» THE TASK: Please copy every line of the material exactly.

******

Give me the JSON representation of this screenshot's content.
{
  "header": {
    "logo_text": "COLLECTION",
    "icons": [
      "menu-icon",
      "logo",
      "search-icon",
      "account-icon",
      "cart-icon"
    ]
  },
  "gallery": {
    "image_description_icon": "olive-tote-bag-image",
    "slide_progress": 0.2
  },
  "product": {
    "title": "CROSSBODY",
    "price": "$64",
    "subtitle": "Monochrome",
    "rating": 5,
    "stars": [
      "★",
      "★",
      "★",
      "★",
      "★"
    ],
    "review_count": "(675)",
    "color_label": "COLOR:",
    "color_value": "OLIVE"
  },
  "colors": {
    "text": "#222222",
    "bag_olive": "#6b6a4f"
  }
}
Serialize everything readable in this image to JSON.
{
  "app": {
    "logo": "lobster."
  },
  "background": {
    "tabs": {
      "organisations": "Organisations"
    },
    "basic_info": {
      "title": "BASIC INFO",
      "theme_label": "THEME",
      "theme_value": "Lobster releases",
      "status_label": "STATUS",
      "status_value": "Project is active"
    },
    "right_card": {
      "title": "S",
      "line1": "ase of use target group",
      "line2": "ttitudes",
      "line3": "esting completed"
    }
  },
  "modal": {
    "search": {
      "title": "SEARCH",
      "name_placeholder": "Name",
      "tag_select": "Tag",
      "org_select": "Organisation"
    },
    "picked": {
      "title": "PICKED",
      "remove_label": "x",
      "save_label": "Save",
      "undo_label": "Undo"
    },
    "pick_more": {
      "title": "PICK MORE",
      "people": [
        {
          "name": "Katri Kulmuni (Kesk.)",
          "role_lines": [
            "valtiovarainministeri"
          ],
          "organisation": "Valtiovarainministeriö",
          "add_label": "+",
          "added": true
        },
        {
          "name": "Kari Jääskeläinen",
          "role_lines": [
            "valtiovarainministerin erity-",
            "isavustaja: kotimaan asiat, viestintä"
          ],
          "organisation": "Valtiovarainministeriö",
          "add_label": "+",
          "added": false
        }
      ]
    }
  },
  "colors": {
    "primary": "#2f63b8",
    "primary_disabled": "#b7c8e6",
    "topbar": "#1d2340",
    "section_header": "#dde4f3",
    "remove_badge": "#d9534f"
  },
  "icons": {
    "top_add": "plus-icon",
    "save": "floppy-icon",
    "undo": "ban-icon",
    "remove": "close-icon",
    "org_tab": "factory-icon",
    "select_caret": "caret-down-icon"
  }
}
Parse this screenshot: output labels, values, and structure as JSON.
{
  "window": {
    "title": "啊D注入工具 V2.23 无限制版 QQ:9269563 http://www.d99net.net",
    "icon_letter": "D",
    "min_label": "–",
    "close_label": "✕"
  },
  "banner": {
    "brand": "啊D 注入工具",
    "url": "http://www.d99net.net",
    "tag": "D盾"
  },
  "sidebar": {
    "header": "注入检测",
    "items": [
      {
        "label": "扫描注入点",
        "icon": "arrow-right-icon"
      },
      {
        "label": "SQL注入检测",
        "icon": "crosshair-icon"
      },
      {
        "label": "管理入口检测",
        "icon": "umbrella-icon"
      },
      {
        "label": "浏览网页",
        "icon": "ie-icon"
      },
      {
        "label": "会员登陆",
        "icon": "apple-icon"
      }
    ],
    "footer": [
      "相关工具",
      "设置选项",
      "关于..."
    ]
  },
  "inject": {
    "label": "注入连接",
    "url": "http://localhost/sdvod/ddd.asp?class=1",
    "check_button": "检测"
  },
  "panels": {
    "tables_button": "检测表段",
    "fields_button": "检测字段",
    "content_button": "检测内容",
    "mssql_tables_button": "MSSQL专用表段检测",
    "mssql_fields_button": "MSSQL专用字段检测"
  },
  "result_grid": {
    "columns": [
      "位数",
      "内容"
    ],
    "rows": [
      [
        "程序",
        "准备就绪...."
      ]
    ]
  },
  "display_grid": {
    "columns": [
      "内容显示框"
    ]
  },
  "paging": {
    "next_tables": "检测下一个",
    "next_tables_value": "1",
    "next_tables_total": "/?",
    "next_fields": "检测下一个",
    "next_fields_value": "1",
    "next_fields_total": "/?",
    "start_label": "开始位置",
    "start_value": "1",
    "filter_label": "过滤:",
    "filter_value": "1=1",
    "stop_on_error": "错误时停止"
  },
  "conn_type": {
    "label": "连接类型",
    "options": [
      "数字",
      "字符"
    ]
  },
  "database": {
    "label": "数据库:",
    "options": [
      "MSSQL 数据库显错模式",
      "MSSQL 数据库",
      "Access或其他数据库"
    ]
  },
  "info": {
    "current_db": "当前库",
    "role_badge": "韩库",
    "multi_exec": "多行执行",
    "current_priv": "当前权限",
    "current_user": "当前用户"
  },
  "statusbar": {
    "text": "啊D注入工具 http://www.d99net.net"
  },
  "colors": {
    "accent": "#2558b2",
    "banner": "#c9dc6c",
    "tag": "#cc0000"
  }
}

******

» RESPONSE TO THE TASK:
Give me the JSON representation of this screenshot's content.
{
  "header": {
    "logo_text": "COLLECTION",
    "icons": [
      "menu-icon",
      "logo",
      "search-icon",
      "account-icon",
      "cart-icon"
    ]
  },
  "gallery": {
    "image_description_icon": "olive-tote-bag-image",
    "slide_progress": 0.2
  },
  "product": {
    "title": "CROSSBODY",
    "price": "$64",
    "subtitle": "Monochrome",
    "rating": 5,
    "stars": [
      "★",
      "★",
      "★",
      "★",
      "★"
    ],
    "review_count": "(675)",
    "color_label": "COLOR:",
    "color_value": "OLIVE"
  },
  "colors": {
    "text": "#222222",
    "bag_olive": "#6b6a4f"
  }
}
Serialize everything readable in this image to JSON.
{
  "app": {
    "logo": "lobster."
  },
  "background": {
    "tabs": {
      "organisations": "Organisations"
    },
    "basic_info": {
      "title": "BASIC INFO",
      "theme_label": "THEME",
      "theme_value": "Lobster releases",
      "status_label": "STATUS",
      "status_value": "Project is active"
    },
    "right_card": {
      "title": "S",
      "line1": "ase of use target group",
      "line2": "ttitudes",
      "line3": "esting completed"
    }
  },
  "modal": {
    "search": {
      "title": "SEARCH",
      "name_placeholder": "Name",
      "tag_select": "Tag",
      "org_select": "Organisation"
    },
    "picked": {
      "title": "PICKED",
      "remove_label": "x",
      "save_label": "Save",
      "undo_label": "Undo"
    },
    "pick_more": {
      "title": "PICK MORE",
      "people": [
        {
          "name": "Katri Kulmuni (Kesk.)",
          "role_lines": [
            "valtiovarainministeri"
          ],
          "organisation": "Valtiovarainministeriö",
          "add_label": "+",
          "added": true
        },
        {
          "name": "Kari Jääskeläinen",
          "role_lines": [
            "valtiovarainministerin erity-",
            "isavustaja: kotimaan asiat, viestintä"
          ],
          "organisation": "Valtiovarainministeriö",
          "add_label": "+",
          "added": false
        }
      ]
    }
  },
  "colors": {
    "primary": "#2f63b8",
    "primary_disabled": "#b7c8e6",
    "topbar": "#1d2340",
    "section_header": "#dde4f3",
    "remove_badge": "#d9534f"
  },
  "icons": {
    "top_add": "plus-icon",
    "save": "floppy-icon",
    "undo": "ban-icon",
    "remove": "close-icon",
    "org_tab": "factory-icon",
    "select_caret": "caret-down-icon"
  }
}
Parse this screenshot: output labels, values, and structure as JSON.
{
  "window": {
    "title": "啊D注入工具 V2.23 无限制版 QQ:9269563 http://www.d99net.net",
    "icon_letter": "D",
    "min_label": "–",
    "close_label": "✕"
  },
  "banner": {
    "brand": "啊D 注入工具",
    "url": "http://www.d99net.net",
    "tag": "D盾"
  },
  "sidebar": {
    "header": "注入检测",
    "items": [
      {
        "label": "扫描注入点",
        "icon": "arrow-right-icon"
      },
      {
        "label": "SQL注入检测",
        "icon": "crosshair-icon"
      },
      {
        "label": "管理入口检测",
        "icon": "umbrella-icon"
      },
      {
        "label": "浏览网页",
        "icon": "ie-icon"
      },
      {
        "label": "会员登陆",
        "icon": "apple-icon"
      }
    ],
    "footer": [
      "相关工具",
      "设置选项",
      "关于..."
    ]
  },
  "inject": {
    "label": "注入连接",
    "url": "http://localhost/sdvod/ddd.asp?class=1",
    "check_button": "检测"
  },
  "panels": {
    "tables_button": "检测表段",
    "fields_button": "检测字段",
    "content_button": "检测内容",
    "mssql_tables_button": "MSSQL专用表段检测",
    "mssql_fields_button": "MSSQL专用字段检测"
  },
  "result_grid": {
    "columns": [
      "位数",
      "内容"
    ],
    "rows": [
      [
        "程序",
        "准备就绪...."
      ]
    ]
  },
  "display_grid": {
    "columns": [
      "内容显示框"
    ]
  },
  "paging": {
    "next_tables": "检测下一个",
    "next_tables_value": "1",
    "next_tables_total": "/?",
    "next_fields": "检测下一个",
    "next_fields_value": "1",
    "next_fields_total": "/?",
    "start_label": "开始位置",
    "start_value": "1",
    "filter_label": "过滤:",
    "filter_value": "1=1",
    "stop_on_error": "错误时停止"
  },
  "conn_type": {
    "label": "连接类型",
    "options": [
      "数字",
      "字符"
    ]
  },
  "database": {
    "label": "数据库:",
    "options": [
      "MSSQL 数据库显错模式",
      "MSSQL 数据库",
      "Access或其他数据库"
    ]
  },
  "info": {
    "current_db": "当前库",
    "role_badge": "韩库",
    "multi_exec": "多行执行",
    "current_priv": "当前权限",
    "current_user": "当前用户"
  },
  "statusbar": {
    "text": "啊D注入工具 http://www.d99net.net"
  },
  "colors": {
    "accent": "#2558b2",
    "banner": "#c9dc6c",
    "tag": "#cc0000"
  }
}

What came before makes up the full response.